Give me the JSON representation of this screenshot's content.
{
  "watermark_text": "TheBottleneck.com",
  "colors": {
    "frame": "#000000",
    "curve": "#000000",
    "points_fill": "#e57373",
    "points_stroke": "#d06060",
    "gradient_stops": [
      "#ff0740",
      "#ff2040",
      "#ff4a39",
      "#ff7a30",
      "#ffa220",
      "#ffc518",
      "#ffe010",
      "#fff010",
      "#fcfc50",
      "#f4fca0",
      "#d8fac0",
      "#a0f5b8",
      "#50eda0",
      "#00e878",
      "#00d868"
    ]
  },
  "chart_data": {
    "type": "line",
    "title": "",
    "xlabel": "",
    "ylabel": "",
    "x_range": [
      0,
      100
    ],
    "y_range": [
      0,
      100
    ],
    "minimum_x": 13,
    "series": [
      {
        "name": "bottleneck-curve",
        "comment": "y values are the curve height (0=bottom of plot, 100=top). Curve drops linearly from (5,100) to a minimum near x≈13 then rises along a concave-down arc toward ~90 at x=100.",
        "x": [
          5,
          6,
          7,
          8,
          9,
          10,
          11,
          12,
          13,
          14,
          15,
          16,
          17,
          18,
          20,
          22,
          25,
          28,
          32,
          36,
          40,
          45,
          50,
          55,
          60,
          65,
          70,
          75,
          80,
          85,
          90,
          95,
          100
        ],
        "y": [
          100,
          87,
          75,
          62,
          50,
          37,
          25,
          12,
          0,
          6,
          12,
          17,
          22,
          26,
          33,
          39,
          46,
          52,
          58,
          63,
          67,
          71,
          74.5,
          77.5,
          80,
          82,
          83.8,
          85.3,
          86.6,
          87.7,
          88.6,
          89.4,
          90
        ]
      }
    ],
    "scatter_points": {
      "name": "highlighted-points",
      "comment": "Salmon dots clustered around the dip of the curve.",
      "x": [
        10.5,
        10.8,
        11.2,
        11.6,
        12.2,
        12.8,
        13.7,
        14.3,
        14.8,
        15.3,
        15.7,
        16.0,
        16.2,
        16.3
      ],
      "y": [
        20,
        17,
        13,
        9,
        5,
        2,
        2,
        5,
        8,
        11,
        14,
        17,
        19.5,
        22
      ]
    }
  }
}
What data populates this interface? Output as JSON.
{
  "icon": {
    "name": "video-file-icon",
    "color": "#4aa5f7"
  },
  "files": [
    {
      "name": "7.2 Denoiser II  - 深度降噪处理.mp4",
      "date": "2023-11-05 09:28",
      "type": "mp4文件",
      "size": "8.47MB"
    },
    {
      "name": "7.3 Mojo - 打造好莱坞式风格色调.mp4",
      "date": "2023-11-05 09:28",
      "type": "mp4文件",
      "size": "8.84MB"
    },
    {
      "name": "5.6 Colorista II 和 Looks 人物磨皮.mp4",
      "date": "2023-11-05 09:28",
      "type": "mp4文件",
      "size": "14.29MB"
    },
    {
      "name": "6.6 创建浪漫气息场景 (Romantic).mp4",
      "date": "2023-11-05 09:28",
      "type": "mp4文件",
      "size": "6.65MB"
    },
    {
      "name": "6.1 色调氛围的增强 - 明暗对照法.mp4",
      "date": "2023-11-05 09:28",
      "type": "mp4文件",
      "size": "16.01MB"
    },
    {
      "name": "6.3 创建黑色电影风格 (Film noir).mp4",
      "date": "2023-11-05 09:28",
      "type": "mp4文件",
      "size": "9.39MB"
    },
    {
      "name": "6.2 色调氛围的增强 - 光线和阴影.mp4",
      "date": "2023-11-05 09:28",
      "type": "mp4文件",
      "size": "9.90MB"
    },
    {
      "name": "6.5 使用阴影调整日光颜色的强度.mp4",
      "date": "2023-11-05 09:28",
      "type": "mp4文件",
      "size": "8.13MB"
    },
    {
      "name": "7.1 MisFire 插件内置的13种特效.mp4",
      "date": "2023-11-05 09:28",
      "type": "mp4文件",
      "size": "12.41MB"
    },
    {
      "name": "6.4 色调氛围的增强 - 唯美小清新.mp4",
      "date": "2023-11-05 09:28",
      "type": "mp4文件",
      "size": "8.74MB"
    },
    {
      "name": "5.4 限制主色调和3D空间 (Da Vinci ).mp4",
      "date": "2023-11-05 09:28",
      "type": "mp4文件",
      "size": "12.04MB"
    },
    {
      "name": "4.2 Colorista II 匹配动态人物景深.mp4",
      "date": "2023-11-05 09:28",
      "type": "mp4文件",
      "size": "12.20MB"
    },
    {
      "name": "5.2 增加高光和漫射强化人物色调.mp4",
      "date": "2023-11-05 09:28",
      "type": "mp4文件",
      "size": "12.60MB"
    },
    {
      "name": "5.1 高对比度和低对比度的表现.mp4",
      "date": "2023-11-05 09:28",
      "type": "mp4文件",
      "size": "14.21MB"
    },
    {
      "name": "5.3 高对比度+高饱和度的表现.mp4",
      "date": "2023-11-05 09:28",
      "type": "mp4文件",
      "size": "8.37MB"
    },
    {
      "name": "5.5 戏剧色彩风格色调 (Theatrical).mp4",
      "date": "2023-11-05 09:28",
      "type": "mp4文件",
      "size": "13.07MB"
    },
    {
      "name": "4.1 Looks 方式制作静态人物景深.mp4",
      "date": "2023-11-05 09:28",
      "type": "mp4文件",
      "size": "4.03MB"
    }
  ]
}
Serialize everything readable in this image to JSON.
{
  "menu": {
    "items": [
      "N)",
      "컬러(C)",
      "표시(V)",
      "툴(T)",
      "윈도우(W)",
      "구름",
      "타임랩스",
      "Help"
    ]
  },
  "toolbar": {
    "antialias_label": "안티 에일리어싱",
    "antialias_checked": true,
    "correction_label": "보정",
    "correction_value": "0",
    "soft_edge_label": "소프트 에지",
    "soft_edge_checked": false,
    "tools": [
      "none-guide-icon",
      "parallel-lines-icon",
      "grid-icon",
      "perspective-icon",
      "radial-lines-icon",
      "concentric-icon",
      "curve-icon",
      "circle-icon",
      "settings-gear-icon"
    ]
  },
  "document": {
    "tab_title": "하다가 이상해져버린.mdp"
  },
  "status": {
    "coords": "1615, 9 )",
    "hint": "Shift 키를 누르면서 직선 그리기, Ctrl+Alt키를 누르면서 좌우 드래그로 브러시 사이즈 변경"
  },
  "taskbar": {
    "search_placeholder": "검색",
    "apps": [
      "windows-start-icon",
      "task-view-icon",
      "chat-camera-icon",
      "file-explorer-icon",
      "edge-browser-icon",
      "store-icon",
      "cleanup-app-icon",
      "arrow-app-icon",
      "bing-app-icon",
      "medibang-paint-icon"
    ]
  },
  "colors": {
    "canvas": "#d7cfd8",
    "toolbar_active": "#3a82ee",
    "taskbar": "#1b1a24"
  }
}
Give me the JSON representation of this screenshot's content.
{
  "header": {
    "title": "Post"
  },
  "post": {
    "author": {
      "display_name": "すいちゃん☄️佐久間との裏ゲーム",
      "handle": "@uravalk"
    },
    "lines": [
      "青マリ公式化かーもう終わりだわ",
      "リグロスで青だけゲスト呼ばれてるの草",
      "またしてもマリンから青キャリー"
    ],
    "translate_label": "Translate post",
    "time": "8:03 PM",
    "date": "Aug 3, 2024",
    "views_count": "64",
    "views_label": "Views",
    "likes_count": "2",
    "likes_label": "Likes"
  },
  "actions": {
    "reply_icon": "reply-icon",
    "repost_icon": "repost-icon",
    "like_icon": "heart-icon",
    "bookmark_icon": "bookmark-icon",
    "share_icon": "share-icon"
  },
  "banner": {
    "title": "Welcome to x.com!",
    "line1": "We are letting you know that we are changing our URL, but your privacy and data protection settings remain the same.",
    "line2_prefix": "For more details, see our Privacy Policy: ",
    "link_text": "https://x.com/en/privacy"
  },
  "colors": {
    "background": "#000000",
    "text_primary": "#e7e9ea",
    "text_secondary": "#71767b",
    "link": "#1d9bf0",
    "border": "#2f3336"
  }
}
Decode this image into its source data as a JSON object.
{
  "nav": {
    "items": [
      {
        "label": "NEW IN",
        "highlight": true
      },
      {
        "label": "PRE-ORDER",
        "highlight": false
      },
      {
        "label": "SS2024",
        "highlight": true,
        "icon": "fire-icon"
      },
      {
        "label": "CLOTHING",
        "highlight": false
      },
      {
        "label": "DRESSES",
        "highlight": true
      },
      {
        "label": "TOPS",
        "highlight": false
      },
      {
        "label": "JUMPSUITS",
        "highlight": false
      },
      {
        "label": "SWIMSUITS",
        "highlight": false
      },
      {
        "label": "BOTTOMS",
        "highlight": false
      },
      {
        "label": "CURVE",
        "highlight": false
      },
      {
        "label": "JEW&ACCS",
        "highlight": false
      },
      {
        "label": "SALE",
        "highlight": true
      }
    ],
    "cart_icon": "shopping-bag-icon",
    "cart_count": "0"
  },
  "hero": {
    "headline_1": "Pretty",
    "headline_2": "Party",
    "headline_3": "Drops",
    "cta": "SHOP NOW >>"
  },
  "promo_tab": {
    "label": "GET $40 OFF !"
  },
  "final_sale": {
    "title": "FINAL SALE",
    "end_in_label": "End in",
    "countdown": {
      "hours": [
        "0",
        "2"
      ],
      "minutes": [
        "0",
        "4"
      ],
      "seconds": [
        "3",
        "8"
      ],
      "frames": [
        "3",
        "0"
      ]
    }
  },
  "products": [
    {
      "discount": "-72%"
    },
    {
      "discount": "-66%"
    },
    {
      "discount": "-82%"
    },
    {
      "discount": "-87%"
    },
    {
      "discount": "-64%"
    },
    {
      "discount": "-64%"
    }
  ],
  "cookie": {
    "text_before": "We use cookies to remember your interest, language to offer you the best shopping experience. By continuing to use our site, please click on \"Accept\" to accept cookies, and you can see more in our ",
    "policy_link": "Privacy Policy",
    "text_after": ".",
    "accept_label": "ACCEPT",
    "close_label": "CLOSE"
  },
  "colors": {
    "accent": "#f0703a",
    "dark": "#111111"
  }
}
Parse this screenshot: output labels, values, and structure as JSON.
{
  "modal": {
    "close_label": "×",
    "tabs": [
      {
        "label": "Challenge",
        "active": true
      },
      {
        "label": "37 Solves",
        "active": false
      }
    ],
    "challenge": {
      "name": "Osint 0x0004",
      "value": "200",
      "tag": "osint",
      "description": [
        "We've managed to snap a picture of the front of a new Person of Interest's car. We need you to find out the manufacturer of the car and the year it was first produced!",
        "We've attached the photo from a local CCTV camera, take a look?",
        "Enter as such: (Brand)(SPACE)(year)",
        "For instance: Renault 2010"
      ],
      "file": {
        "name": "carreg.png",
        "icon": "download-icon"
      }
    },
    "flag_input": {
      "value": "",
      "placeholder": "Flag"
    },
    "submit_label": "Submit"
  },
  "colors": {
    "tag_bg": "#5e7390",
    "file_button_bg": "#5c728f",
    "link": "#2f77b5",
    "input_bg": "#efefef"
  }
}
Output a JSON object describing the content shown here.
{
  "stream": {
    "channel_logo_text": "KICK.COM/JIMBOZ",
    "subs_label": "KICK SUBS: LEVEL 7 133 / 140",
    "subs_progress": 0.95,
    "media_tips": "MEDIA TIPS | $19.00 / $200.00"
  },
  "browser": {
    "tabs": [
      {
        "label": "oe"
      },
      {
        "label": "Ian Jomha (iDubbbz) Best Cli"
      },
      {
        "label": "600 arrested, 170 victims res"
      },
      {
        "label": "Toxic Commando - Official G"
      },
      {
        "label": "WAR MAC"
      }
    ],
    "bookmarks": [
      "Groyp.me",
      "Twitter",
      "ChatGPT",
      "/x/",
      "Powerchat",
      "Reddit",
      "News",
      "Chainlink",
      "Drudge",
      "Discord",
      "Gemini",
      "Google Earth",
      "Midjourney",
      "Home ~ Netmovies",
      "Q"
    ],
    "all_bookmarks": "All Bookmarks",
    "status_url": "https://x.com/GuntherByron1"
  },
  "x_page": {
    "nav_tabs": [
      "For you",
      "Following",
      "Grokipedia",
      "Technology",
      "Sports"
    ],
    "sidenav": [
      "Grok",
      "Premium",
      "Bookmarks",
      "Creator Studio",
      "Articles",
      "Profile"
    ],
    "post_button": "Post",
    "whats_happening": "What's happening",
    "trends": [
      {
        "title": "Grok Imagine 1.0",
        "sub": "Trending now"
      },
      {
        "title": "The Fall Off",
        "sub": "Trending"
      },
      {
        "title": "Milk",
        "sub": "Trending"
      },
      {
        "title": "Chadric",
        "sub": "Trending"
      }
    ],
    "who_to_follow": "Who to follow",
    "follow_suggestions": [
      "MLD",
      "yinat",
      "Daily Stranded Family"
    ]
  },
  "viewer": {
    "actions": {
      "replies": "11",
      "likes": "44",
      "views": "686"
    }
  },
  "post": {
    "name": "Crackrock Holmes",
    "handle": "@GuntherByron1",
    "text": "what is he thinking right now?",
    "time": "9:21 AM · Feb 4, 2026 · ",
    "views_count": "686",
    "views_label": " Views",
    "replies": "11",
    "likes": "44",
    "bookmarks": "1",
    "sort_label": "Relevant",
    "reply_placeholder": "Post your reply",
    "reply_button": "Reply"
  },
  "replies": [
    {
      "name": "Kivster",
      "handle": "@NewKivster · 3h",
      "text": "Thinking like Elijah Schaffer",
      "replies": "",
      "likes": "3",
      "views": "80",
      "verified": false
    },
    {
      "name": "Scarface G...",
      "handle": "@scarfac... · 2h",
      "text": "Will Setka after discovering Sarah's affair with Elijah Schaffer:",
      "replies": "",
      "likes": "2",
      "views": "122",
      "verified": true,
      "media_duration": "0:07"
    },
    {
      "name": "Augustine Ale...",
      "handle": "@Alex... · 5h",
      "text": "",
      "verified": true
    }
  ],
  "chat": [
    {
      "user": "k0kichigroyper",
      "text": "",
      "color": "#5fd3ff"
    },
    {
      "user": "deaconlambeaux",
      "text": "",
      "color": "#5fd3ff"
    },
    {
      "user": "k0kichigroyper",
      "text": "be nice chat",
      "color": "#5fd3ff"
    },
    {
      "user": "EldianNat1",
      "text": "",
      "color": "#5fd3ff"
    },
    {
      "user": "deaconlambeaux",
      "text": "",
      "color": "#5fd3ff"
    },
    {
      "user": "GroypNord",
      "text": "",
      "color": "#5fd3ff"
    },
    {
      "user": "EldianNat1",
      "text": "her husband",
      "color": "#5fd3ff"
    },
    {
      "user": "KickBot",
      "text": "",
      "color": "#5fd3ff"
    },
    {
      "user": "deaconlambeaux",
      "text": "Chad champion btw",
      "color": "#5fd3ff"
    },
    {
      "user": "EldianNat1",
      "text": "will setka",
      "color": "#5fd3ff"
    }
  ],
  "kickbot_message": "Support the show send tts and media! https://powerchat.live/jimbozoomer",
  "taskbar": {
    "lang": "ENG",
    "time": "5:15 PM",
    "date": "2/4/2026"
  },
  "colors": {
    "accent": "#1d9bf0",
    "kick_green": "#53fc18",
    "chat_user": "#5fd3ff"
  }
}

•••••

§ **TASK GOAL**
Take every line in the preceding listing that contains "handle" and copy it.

§ **EXERCISE OUTPUT**
      "handle": "@uravalk"
    "handle": "@GuntherByron1",
      "handle": "@NewKivster · 3h",
      "handle": "@scarfac... · 2h",
      "handle": "@Alex... · 5h",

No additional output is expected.